I find this type of inaccuracy extremely disturbing since inaccurate numbers were also used in the Wisconsin State Journal editorial regarding the Reading First grant. The editorial states that Lincoln’s third grade reading scores have declined since 2001, when in fact, they have steadily increased. The editorial writer had the chart showing the increase in performance before her when she wrote the editorial.
There are always legitimate disagreements that can be made over many of the decisions that the District makes. However, using inaccurate and clearly wrong data to make those arguments should never be acceptable.
The Performance Series Report also indicates that there was a choice between Reading Recovery and the programs approved under the Reading First grant for funding. That assertion is not accurate. Reading Recovery was not part of the issue at all. The choice was between our Balanced Literacy Core Program (CLIP) and the Reading first programs. Reading Recovery is a first grade intervention not a core program. The following explanation written by the team that actually worked on the Reading First grant and have extraordinary expertise in reading says it much better than I can.
Letter to the Editor
December 2, 2004
While we strongly believe that the editorial staff of the Wisconsin State Journal has every right to take a position critical of the Madison school district, it is vitally important for the editorial staff to get the facts right so that readers can accurately make their own judgments.
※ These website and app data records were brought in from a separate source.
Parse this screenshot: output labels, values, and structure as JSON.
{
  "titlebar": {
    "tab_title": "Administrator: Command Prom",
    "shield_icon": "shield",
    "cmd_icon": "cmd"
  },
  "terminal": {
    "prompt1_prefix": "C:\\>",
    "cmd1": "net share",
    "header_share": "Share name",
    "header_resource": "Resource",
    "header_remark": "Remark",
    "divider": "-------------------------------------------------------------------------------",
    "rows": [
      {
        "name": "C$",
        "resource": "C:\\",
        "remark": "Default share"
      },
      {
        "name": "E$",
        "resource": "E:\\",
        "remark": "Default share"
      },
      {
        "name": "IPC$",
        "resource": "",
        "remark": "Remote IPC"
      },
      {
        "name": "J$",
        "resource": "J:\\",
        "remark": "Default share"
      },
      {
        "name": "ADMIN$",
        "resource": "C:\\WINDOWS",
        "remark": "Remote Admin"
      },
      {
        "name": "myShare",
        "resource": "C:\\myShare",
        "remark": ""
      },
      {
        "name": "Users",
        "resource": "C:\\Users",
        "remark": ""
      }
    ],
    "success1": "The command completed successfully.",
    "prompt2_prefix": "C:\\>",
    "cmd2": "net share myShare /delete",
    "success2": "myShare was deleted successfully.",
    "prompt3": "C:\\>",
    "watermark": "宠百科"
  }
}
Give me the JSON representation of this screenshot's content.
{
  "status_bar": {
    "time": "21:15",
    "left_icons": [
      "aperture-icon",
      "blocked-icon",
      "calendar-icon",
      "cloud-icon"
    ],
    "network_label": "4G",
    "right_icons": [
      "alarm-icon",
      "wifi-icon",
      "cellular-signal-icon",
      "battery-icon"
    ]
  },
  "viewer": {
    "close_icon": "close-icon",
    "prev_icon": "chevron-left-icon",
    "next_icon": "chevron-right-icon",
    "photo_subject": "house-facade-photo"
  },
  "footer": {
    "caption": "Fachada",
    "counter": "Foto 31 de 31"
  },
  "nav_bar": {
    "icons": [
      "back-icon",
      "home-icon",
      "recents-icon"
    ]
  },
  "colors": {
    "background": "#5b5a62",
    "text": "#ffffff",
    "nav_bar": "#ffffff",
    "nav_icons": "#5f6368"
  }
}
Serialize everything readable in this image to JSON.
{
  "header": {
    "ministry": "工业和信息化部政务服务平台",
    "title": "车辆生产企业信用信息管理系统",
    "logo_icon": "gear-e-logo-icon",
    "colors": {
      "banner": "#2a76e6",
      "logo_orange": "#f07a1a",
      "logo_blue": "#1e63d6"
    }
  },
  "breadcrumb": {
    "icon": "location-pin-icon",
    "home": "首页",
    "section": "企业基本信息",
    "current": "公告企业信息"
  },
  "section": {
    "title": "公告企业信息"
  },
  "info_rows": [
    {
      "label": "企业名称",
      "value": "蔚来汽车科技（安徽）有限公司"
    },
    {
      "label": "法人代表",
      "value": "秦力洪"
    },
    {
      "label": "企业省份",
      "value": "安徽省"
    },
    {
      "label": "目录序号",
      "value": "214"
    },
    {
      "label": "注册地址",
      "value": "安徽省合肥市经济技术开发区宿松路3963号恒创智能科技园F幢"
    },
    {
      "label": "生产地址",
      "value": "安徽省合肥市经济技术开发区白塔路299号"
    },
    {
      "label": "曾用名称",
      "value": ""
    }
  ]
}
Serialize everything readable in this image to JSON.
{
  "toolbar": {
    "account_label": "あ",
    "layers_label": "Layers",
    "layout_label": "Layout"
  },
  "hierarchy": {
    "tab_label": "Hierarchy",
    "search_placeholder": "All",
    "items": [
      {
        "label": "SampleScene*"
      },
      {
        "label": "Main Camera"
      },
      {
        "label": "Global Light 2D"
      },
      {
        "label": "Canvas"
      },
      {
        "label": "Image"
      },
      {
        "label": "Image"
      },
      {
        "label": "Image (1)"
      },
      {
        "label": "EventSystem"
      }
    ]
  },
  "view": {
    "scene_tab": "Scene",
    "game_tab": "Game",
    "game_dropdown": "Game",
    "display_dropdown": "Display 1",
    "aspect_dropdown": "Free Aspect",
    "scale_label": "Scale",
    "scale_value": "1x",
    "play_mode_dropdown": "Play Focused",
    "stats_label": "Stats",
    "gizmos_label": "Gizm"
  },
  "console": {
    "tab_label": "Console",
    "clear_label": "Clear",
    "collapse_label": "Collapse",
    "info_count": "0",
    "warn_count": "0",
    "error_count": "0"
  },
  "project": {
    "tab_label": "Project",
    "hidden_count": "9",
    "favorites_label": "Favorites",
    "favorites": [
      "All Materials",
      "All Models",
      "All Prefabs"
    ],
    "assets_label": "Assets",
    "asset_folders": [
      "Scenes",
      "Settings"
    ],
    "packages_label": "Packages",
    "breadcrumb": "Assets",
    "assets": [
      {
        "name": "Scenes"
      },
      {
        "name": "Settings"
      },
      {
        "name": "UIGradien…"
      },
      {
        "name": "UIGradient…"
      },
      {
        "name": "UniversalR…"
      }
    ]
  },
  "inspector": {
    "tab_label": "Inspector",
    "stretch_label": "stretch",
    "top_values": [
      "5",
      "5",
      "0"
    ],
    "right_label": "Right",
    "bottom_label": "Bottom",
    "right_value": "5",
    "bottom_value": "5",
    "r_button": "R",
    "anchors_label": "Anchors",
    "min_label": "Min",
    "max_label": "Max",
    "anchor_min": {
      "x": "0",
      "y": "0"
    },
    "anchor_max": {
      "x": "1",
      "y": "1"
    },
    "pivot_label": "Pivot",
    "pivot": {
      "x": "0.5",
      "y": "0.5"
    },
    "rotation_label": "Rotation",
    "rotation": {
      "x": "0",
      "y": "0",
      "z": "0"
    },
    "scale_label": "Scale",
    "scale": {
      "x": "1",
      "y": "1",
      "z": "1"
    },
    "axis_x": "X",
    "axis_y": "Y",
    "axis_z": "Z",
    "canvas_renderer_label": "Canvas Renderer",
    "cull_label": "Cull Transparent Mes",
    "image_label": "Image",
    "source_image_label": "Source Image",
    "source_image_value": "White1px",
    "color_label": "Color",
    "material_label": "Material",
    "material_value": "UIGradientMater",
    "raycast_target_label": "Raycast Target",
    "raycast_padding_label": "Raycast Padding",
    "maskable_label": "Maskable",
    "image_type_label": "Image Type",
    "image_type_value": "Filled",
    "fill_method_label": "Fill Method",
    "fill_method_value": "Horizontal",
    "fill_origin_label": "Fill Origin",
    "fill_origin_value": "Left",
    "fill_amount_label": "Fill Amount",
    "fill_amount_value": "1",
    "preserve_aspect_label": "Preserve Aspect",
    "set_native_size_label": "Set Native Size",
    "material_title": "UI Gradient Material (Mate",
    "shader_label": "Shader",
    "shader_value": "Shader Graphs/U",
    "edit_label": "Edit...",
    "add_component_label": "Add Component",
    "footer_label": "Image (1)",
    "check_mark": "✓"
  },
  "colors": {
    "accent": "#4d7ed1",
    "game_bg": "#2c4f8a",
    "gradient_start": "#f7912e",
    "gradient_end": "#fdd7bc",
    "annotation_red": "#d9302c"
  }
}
Unfortunately, the WSJ’s editorial, “Reading between the lines of rigidity” fails the test.
The editorial contends that, “third grade reading test scores have actually declined since 2001 at Lincoln (Elementary).” Not true. In fact, Midvale/Lincoln students have improved in that period. In 2001, 52.7% of Midvale/Lincoln third graders were “proficient” and “advanced” while in 2004 66.9% of the students were proficient or advanced, according to the Department of Public Instruction’s Web site. This is a 14.2% increase, not the decline stated in the editorial.
In fact, since the inception of the district current classroom reading program during the 1997-98 school year, all of the schools that participated in the Reading First grant have improved: Glendale – from 34.5% to 67.3%; Hawthorne – from 31.1% to 71.2%; Midvale/Lincoln – from 44.8% to 66.9%; and Orchard Ridge – from 69.3% to 82.6%.
The Reading First grant would have required a complete change in the district’s classroom reading program. It called for us to dismantle this program which has enabled us to make substantial gains towards eliminating the minority student achievement gap on the third grade reading test (see WSJ article, Saturday, Nov. 20) and then to purchase and implement a program that has no documented record of success.
The editorial confuses the reader by comparing “apples to airplanes” when it implies that the choice for the district was between one of Reading First approved programs and the Reading Recovery program. Reading Recovery has nothing to do with Reading First, aside from the fact that both have “reading” in the titles. Reading Recovery is an individual intervention program used only with first grade students who need additional instruction outside of the classroom reading program. In contrast, Reading First approved programs are used as the fundamental classroom reading program for all students.
The editorial says the district should have accepted a grant that would have thrown out our successful classroom reading program at five of our schools, “while simultaneously getting the federal evaluators to take a good, hard look (at the district’s current program).” While we didn’t throw out our program, we did spend the first year of the grant working with the guidelines and getting the federal evaluators to take a “good, hard look” at our program. We made modifications and improvements and there was give and take, but the bottom line for the U.S. Dept. of Education was to do things their way, or no way. We chose to continue our successful classroom reading program.
We are deeply committed to ensuring that every child in Madison schools can read at or above grade level. It is one of the Board of Education’s goals for the district. We believe it can be done and our data shows it is being done. We work towards that end every day. Disagreement on substance is expected, but please don’t muddle the truth to the extent that your readers aren’t getting an accurate picture.
Jane Belmore, Assistant Superintendent for Elementary Instruction
Beth Lehman, Principal, Lincoln School
Andreal Davis, teacher, Lincoln School
Carol Heibel, Principal, Glendale School
Penny Johnson, teacher, Glendale School
Michael Hertting, Principal, Orchard Ridge School
Barb Dorn, teacher, Orchard Ridge School
John Burkholder, Principal, Midvale School
Mary Kay Johnson, teacher, Midvale School
Cathy McMillan, Principal, Hawthorne School
Jaci McDaniels, teacher, Hawthorne School
Diane Esser, District Literacy Support Teacher